The UPMC Ear and Hearing Center offers numerous surgical options to treat hearing or ear conditions.
Acoustic Neuroma Surgery
Depending on your hearing status and the size and location of the tumor, your doctor will select one of the following surgical methods to remove the acoustic neuroma:
The surgeon removes the mastoid bone and bone in the inner ear for access to the ear canal to remove the tumor. Surgeons often use this approach when hearing is already minimal.
The surgeon makes an incision through an opening in the skull, behind the mastoid part of the ear. This makes it easier to view the facial nerve and save your hearing. Surgeons can use this approach for both large and small tumors.
The surgeon removes the tumor from the upper surface of the internal ear canal beyond the inner ear. We opt for this approach when there is a high probability that your hearing may be preserved.
Surgery A cochlear implant is a surgically-implanted electronic device that helps provide sound to people with severe hearing loss. This severe type of hearing loss is usually caused by damage or a defect in the inner ear.
Cochlear implants bypass damaged hair cells in the inner ear and directly stimulate the auditory nerve to send information to the brain.
Congenital Atresia Repair
Surgical reconstruction for people who were born without certain parts of their ear's anatomy, including the:
- Ear canal
- Tympanic membrane (eardrum)
- Ossicular chain (middle ear bones of hearing)
CyberKnife radiosurgery is a technique to treat ear and hearing disorders that are related to brain conditions.
It uses a highly focused beam of radiation to target specific areas of the brain. Since the beam of radiation destroys the tissue that a surgeon would remove with a scalpel during an operation, no actual cutting is involved in the procedure.
A transmastoid surgical procedure that removes remaining inner ear balance function from the diseased ear causing vertigo and disequilibrium.
Myringotomy and Ventilation Tubes
A surgical procedure to open the eardrum and remove fluid from the middle ear. Sometimes the surgeon inserts a small tube in the middle of the ear to maintain drainage.
This surgery for otitis media is most often performed on children, but is sometimes performed on adults.
Otologic Laser Procedures
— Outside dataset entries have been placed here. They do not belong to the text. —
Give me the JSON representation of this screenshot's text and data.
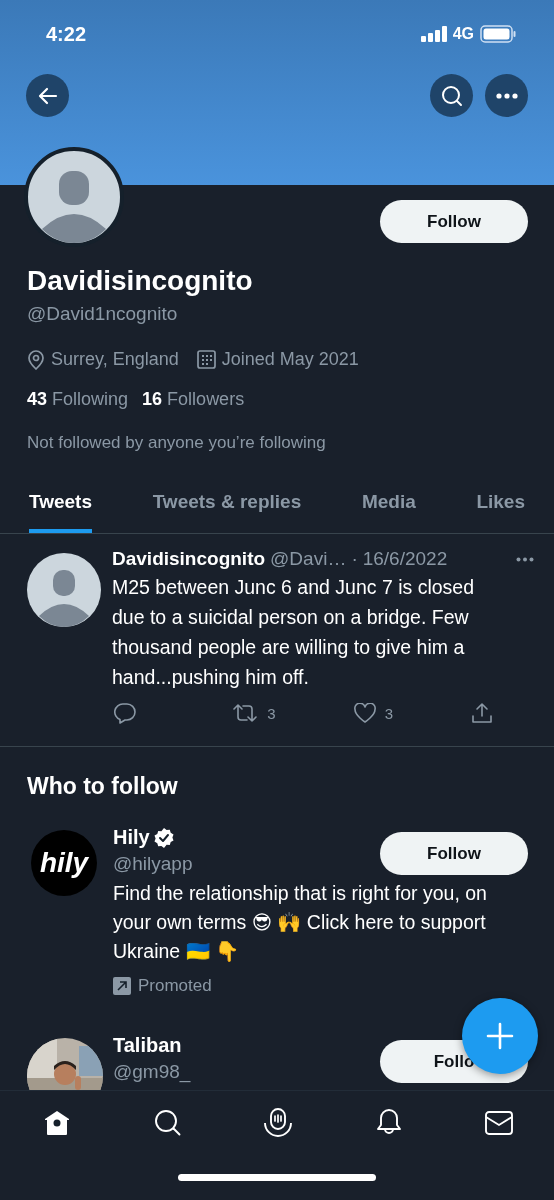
{
  "status_bar": {
    "time": "4:22",
    "network": "4G"
  },
  "profile": {
    "name": "Davidisincognito",
    "handle": "@David1ncognito",
    "location": "Surrey, England",
    "joined": "Joined May 2021",
    "following_count": "43",
    "following_label": "Following",
    "followers_count": "16",
    "followers_label": "Followers",
    "note": "Not followed by anyone you’re following",
    "follow_label": "Follow"
  },
  "tabs": [
    {
      "label": "Tweets",
      "selected": true
    },
    {
      "label": "Tweets & replies",
      "selected": false
    },
    {
      "label": "Media",
      "selected": false
    },
    {
      "label": "Likes",
      "selected": false
    }
  ],
  "tweet": {
    "name": "Davidisincognito",
    "handle": "@Davi…",
    "separator": "·",
    "date": "16/6/2022",
    "text": "M25 between Junc 6 and Junc 7 is closed due to a suicidal person on a bridge. Few thousand people are willing to give him a hand...pushing him off.",
    "actions": [
      {
        "kind": "reply"
      },
      {
        "kind": "retweet",
        "count": "3"
      },
      {
        "kind": "like",
        "count": "3"
      },
      {
        "kind": "share"
      }
    ]
  },
  "who_to_follow": {
    "title": "Who to follow",
    "accounts": [
      {
        "kind": "logo",
        "logo_text": "hily",
        "name": "Hily",
        "verified": true,
        "handle": "@hilyapp",
        "bio": "Find the relationship that is right for you, on your own terms 😎 🙌 Click here to support Ukraine 🇺🇦 👇",
        "promoted": "Promoted",
        "follow_label": "Follow"
      },
      {
        "kind": "picture",
        "name": "Taliban",
        "verified": false,
        "handle": "@gm98_",
        "follow_label": "Follo"
      }
    ]
  },
  "bottom_nav": [
    {
      "selected": true
    },
    {
      "selected": false
    },
    {
      "selected": false
    },
    {
      "selected": false
    },
    {
      "selected": false
    }
  ]
}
Using lasers with micro-millimeter spot size and accuracy, surgeons can perform extremely delicate ear procedures — minimizing trauma to the inner ear, compared to other surgical techniques.
Osseointegrated Bone Conduction Hearing System
This procedure surgically places a bone anchored hearing aid (baha) to the skull to transmit sound through the bone to the inner ear. This implant allows sound to bypass the external auditory canal and middle ear.
Particle Repositioning Maneuver
Benign paroxysmal positional vertigo is caused by minute calcium crystals floating freely in the inner ear.
This therapeutic maneuver redirects the particles back in the part of the inner ear where they belong.
Surgeons use this procedure to treat otosclerosis, in which they remove the stapes bone and replace it with a prosthesis.
Hearing may improve right away, however, some bleeding behind the eardrum may keep hearing reduced. You should notice significant improvement in hearing within 10 to 14 days after surgery.
Surgery on the eardrum and/or middle ear bones to restore the middle ear hearing mechanism.